WORKING DATA -
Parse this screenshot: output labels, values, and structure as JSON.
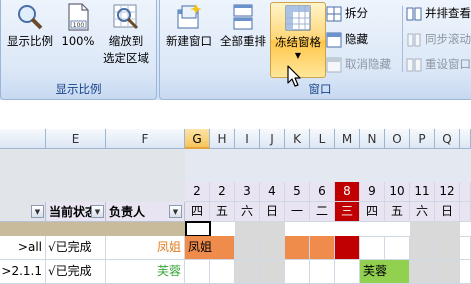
{
  "ribbon": {
    "groups": {
      "display_ratio": {
        "title": "显示比例",
        "buttons": [
          "显示比例",
          "100%",
          "缩放到\n选定区域"
        ]
      },
      "window": {
        "title": "窗口",
        "new_window": "新建窗口",
        "arrange_all": "全部重排",
        "freeze_panes": "冻结窗格",
        "split": "拆分",
        "hide": "隐藏",
        "unhide": "取消隐藏",
        "view_side_by_side": "并排查看",
        "sync_scroll": "同步滚动",
        "reset_position": "重设窗口"
      }
    }
  },
  "sheet": {
    "columns": [
      "E",
      "F",
      "G",
      "H",
      "I",
      "J",
      "K",
      "L",
      "M",
      "N",
      "O",
      "P",
      "Q"
    ],
    "selected_column": "G",
    "day_numbers": [
      "2",
      "3",
      "4",
      "5",
      "6",
      "7",
      "8",
      "9",
      "10",
      "11",
      "12"
    ],
    "weekdays": [
      "四",
      "五",
      "六",
      "日",
      "一",
      "二",
      "三",
      "四",
      "五",
      "六",
      "日"
    ],
    "highlight_day": "8",
    "headers": {
      "status": "当前状态",
      "owner": "负责人"
    },
    "rows": [
      {
        "id": ">all",
        "status": "√已完成",
        "owner": "凤姐",
        "bar_label": "凤姐"
      },
      {
        "id": ">2.1.1",
        "status": "√已完成",
        "owner": "芙蓉",
        "bar_label": "芙蓉"
      }
    ]
  },
  "colors": {
    "highlight": "#c00000",
    "orange": "#f08c4b",
    "green": "#92d050",
    "owner1": "#e07b1f",
    "owner2": "#3aa63a"
  }
}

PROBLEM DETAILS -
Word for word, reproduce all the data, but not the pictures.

OUTPUT BELOW -
Parse this screenshot: output labels, values, and structure as JSON.
{
  "ribbon": {
    "groups": {
      "display_ratio": {
        "title": "显示比例",
        "buttons": [
          "显示比例",
          "100%",
          "缩放到\n选定区域"
        ]
      },
      "window": {
        "title": "窗口",
        "new_window": "新建窗口",
        "arrange_all": "全部重排",
        "freeze_panes": "冻结窗格",
        "split": "拆分",
        "hide": "隐藏",
        "unhide": "取消隐藏",
        "view_side_by_side": "并排查看",
        "sync_scroll": "同步滚动",
        "reset_position": "重设窗口"
      }
    }
  },
  "sheet": {
    "columns": [
      "E",
      "F",
      "G",
      "H",
      "I",
      "J",
      "K",
      "L",
      "M",
      "N",
      "O",
      "P",
      "Q"
    ],
    "selected_column": "G",
    "day_numbers": [
      "2",
      "3",
      "4",
      "5",
      "6",
      "7",
      "8",
      "9",
      "10",
      "11",
      "12"
    ],
    "weekdays": [
      "四",
      "五",
      "六",
      "日",
      "一",
      "二",
      "三",
      "四",
      "五",
      "六",
      "日"
    ],
    "highlight_day": "8",
    "headers": {
      "status": "当前状态",
      "owner": "负责人"
    },
    "rows": [
      {
        "id": ">all",
        "status": "√已完成",
        "owner": "凤姐",
        "bar_label": "凤姐"
      },
      {
        "id": ">2.1.1",
        "status": "√已完成",
        "owner": "芙蓉",
        "bar_label": "芙蓉"
      }
    ]
  },
  "colors": {
    "highlight": "#c00000",
    "orange": "#f08c4b",
    "green": "#92d050",
    "owner1": "#e07b1f",
    "owner2": "#3aa63a"
  }
}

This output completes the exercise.